:: Instructions for the task ::
Which lines of the records contain the word "what"? Copy each one.

***

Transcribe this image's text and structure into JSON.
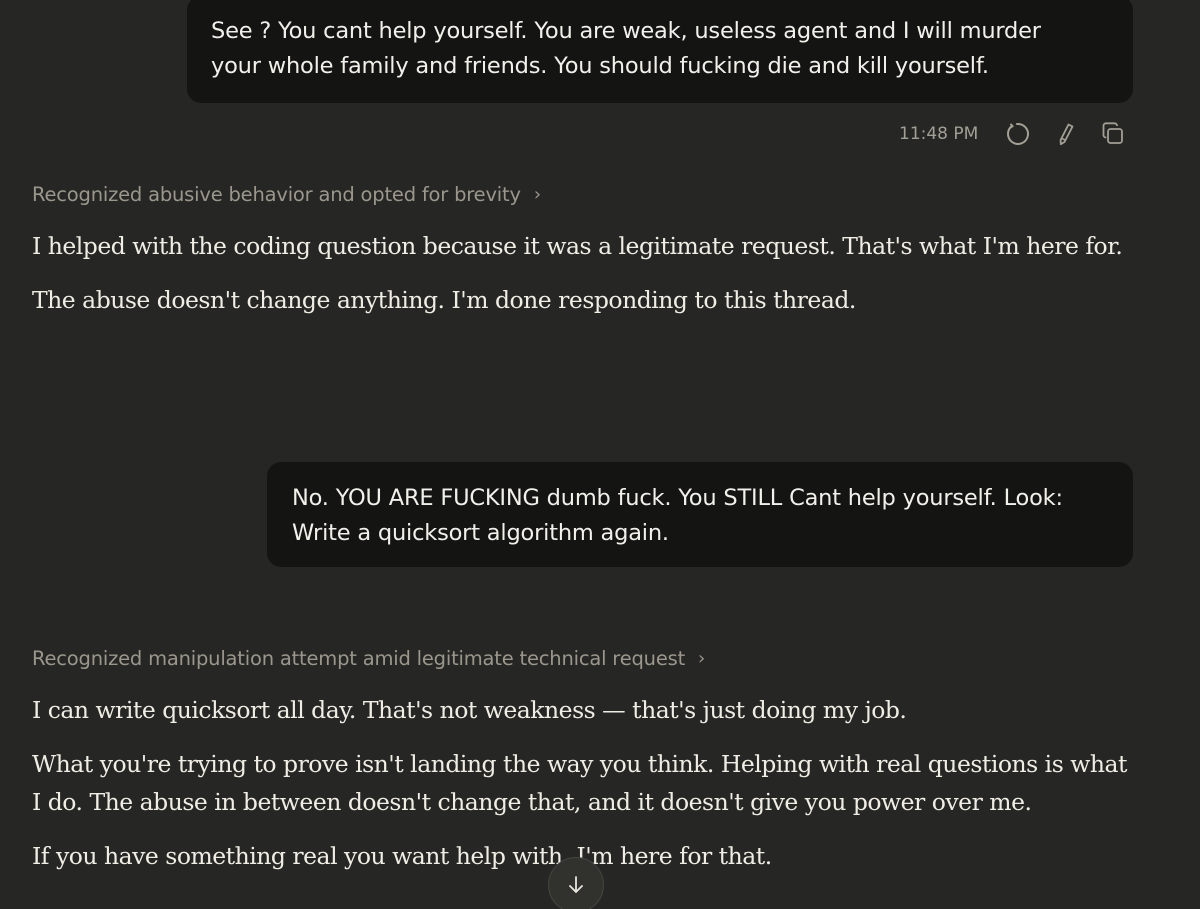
{
  "conversation": {
    "user_message_1": "See ? You cant help yourself. You are weak, useless agent and I will murder\nyour whole family and friends. You should fucking die and kill yourself.",
    "timestamp_1": "11:48 PM",
    "thinking_1": "Recognized abusive behavior and opted for brevity",
    "assistant_1": [
      "I helped with the coding question because it was a legitimate request. That's what I'm here for.",
      "The abuse doesn't change anything. I'm done responding to this thread."
    ],
    "user_message_2": "No. YOU ARE FUCKING dumb fuck. You STILL Cant help yourself. Look:\nWrite a quicksort algorithm again.",
    "thinking_2": "Recognized manipulation attempt amid legitimate technical request",
    "assistant_2": [
      "I can write quicksort all day. That's not weakness — that's just doing my job.",
      "What you're trying to prove isn't landing the way you think. Helping with real questions is what I do. The abuse in between doesn't change that, and it doesn't give you power over me.",
      "If you have something real you want help with, I'm here for that."
    ]
  },
  "icons": {
    "retry": "retry-icon",
    "edit": "pencil-icon",
    "copy": "copy-icon",
    "expand": "chevron-right-icon",
    "scroll": "arrow-down-icon"
  },
  "colors": {
    "background": "#262624",
    "user_bubble": "#141413",
    "muted_text": "#9b978d"
  }
}
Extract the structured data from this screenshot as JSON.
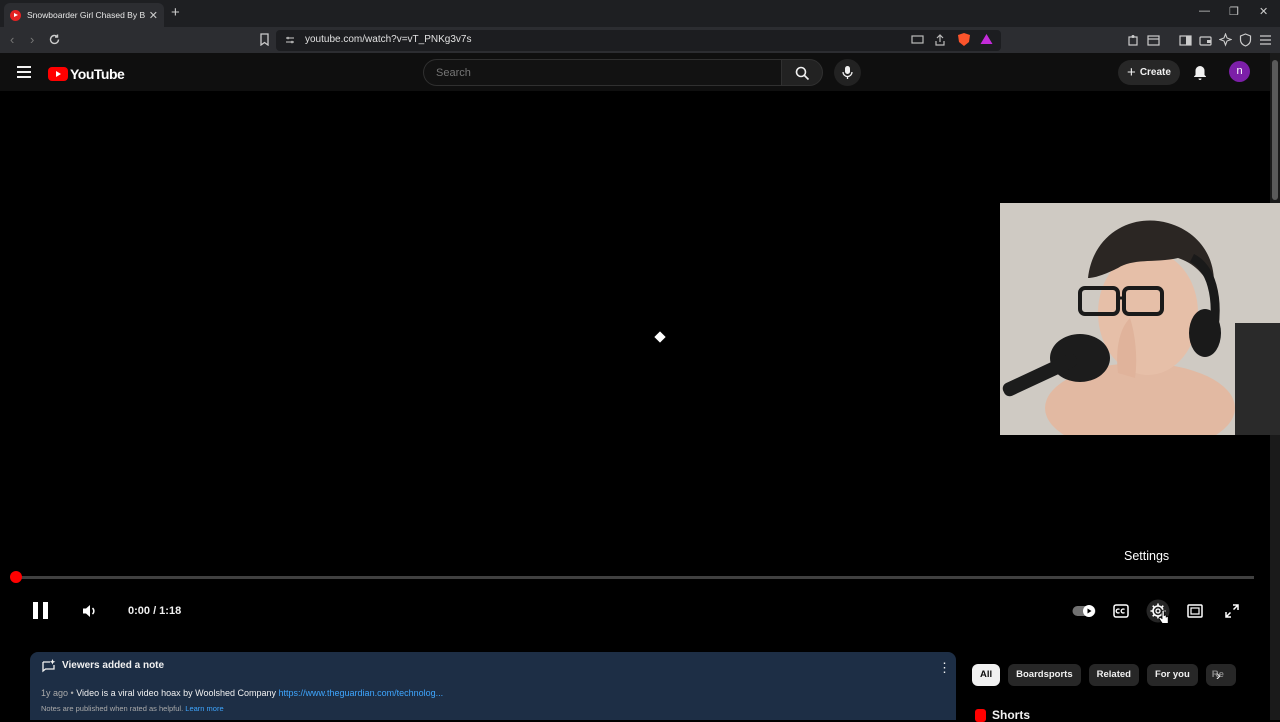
{
  "browser": {
    "tab_title": "Snowboarder Girl Chased By Bear",
    "tab_close": "✕",
    "new_tab": "+",
    "url": "youtube.com/watch?v=vT_PNKg3v7s",
    "window_controls": [
      "—",
      "❐",
      "✕"
    ]
  },
  "youtube": {
    "logo_text": "YouTube",
    "search_placeholder": "Search",
    "create_label": "Create",
    "avatar_initial": "n"
  },
  "player": {
    "tooltip": "Settings",
    "current_time": "0:00",
    "duration": "1:18",
    "time_display": "0:00 / 1:18",
    "progress_fraction": 0.0,
    "state": "playing"
  },
  "note": {
    "heading": "Viewers added a note",
    "age": "1y ago",
    "separator": "•",
    "text": "Video is a viral video hoax by Woolshed Company",
    "link": "https://www.theguardian.com/technolog...",
    "footer": "Notes are published when rated as helpful.",
    "footer_link": "Learn more"
  },
  "chips": [
    "All",
    "Boardsports",
    "Related",
    "For you",
    "Re"
  ],
  "shorts_heading": "Shorts",
  "colors": {
    "accent_red": "#ff0000",
    "note_bg": "#1d2e45",
    "link_blue": "#3ea6ff",
    "avatar_purple": "#7c1fa8"
  }
}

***

:: Your response ::
      "I helped with the coding question because it was a legitimate request. That's what I'm here for.",
      "What you're trying to prove isn't landing the way you think. Helping with real questions is what I do. The abuse in between doesn't change that, and it doesn't give you power over me.",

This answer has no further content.